• Aim of the task: Every line below that includes the word "JSON" needs to be copied.

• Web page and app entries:
________
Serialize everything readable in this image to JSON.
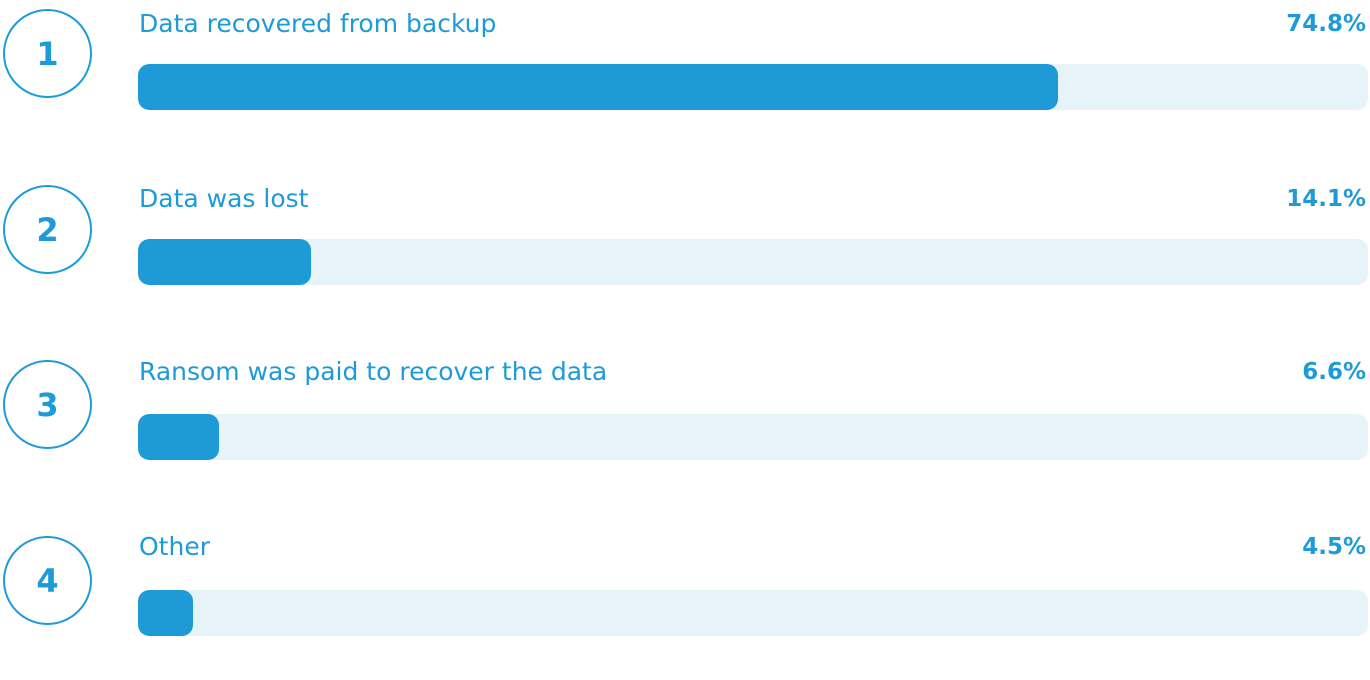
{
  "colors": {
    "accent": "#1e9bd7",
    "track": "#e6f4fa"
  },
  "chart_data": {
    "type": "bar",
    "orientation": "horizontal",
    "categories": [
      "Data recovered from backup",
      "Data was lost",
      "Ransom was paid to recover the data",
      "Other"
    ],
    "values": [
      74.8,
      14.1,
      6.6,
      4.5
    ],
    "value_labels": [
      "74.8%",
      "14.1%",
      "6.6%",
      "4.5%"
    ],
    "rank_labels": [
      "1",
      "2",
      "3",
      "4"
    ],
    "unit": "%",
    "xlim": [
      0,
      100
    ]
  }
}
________
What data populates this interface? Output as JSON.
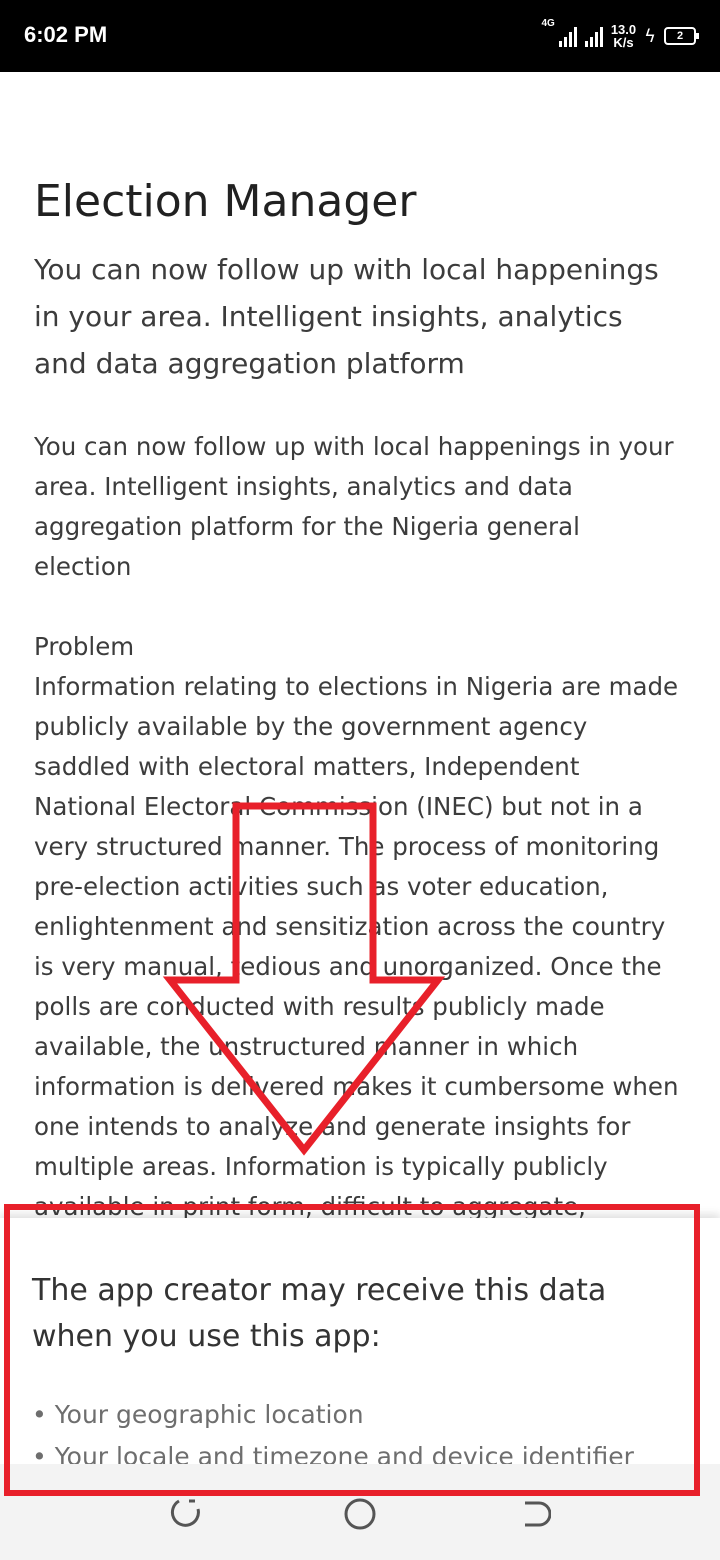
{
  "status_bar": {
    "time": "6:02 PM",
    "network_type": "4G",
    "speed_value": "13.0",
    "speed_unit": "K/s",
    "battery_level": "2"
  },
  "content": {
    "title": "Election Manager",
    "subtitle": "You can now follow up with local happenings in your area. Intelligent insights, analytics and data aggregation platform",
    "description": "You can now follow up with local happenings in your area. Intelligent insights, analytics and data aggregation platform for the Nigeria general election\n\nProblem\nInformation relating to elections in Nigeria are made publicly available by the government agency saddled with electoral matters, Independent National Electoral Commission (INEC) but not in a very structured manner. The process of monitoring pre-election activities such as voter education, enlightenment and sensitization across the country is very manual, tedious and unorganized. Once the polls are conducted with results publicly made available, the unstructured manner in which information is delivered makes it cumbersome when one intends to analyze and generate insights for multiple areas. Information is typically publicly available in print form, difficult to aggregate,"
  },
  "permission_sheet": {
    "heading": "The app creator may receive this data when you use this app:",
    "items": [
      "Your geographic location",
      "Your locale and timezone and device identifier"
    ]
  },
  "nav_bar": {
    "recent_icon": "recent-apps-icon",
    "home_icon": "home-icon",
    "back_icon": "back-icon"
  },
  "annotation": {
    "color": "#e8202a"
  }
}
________
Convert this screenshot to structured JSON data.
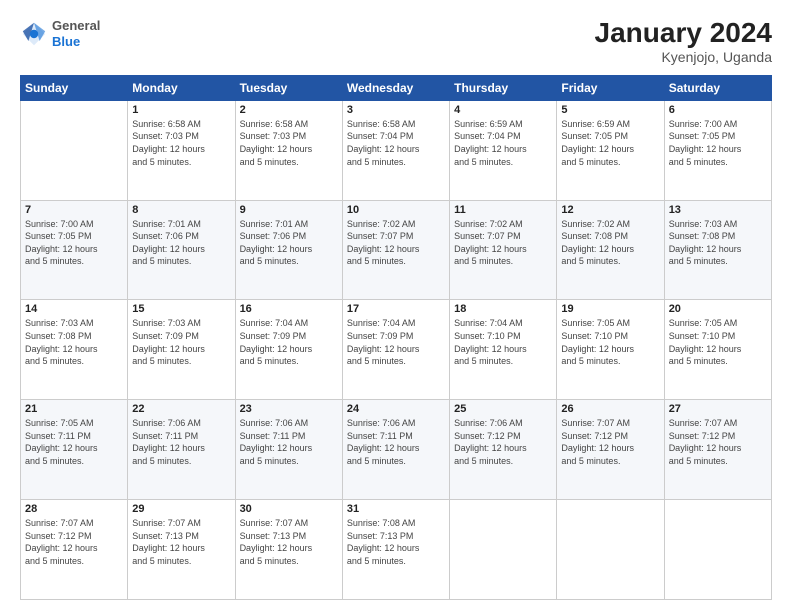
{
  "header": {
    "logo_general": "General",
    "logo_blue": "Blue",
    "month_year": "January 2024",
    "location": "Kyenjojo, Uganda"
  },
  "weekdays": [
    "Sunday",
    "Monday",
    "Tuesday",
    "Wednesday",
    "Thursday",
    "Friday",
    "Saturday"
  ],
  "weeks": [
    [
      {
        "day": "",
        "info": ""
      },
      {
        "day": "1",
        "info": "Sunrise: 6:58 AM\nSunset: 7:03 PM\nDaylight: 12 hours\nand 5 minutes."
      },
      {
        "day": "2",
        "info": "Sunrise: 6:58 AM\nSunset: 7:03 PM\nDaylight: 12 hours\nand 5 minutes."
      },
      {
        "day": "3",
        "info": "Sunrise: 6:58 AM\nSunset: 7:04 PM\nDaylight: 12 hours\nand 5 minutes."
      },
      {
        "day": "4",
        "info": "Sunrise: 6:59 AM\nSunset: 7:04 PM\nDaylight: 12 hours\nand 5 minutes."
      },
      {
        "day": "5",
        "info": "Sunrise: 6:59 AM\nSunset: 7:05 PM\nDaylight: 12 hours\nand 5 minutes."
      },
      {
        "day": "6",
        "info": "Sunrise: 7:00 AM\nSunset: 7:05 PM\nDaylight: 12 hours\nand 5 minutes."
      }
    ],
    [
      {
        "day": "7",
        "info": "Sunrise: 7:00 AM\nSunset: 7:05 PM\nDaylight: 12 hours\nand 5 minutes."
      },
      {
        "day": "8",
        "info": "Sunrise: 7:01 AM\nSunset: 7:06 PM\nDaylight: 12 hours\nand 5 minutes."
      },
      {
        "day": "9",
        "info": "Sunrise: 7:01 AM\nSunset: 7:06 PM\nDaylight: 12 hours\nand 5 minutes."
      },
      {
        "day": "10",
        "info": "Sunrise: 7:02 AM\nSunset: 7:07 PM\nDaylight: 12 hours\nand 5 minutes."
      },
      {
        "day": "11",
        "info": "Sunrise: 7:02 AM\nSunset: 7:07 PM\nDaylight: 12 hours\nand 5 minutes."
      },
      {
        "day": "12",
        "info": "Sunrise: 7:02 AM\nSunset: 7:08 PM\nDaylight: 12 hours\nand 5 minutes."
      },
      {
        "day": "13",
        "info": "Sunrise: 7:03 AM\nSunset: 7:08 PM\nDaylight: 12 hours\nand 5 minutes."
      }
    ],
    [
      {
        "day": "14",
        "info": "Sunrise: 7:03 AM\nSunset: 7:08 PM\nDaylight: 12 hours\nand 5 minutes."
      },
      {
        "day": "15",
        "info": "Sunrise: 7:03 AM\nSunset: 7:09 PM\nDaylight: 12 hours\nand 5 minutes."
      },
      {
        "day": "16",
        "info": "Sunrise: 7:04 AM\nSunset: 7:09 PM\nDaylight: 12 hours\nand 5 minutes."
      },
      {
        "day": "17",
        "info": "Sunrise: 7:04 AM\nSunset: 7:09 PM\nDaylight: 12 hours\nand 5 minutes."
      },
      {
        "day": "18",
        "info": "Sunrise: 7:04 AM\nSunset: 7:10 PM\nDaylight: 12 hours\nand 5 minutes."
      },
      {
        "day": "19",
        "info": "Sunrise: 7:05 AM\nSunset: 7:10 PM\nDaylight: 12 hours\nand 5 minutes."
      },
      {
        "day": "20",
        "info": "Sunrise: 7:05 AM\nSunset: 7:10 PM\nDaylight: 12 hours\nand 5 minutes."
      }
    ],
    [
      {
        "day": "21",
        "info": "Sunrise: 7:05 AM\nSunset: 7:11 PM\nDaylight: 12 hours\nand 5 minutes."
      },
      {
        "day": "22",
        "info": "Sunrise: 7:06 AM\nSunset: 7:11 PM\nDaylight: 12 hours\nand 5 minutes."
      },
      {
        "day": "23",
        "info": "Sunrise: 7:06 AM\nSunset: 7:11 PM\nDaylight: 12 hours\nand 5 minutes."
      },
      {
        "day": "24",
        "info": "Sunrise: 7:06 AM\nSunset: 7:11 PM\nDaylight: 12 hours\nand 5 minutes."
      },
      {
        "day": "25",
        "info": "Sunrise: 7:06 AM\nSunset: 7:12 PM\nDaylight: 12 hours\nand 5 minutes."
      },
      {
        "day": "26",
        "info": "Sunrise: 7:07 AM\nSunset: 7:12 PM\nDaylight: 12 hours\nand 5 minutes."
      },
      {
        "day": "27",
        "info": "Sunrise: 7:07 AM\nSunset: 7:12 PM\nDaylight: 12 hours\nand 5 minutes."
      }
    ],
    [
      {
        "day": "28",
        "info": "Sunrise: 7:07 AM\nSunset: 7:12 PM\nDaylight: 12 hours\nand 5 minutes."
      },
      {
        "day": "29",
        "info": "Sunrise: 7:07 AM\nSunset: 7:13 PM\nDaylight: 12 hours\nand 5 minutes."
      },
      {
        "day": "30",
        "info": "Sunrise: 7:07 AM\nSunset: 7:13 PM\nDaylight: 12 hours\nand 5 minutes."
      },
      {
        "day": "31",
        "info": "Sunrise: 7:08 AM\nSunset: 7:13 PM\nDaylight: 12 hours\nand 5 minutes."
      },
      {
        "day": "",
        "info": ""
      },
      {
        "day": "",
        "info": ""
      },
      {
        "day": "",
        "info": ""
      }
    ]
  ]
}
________
• Result of the exercise:
Serialize everything readable in this image to JSON.
What data populates this interface? Output as JSON.
Convert this screenshot to structured JSON data.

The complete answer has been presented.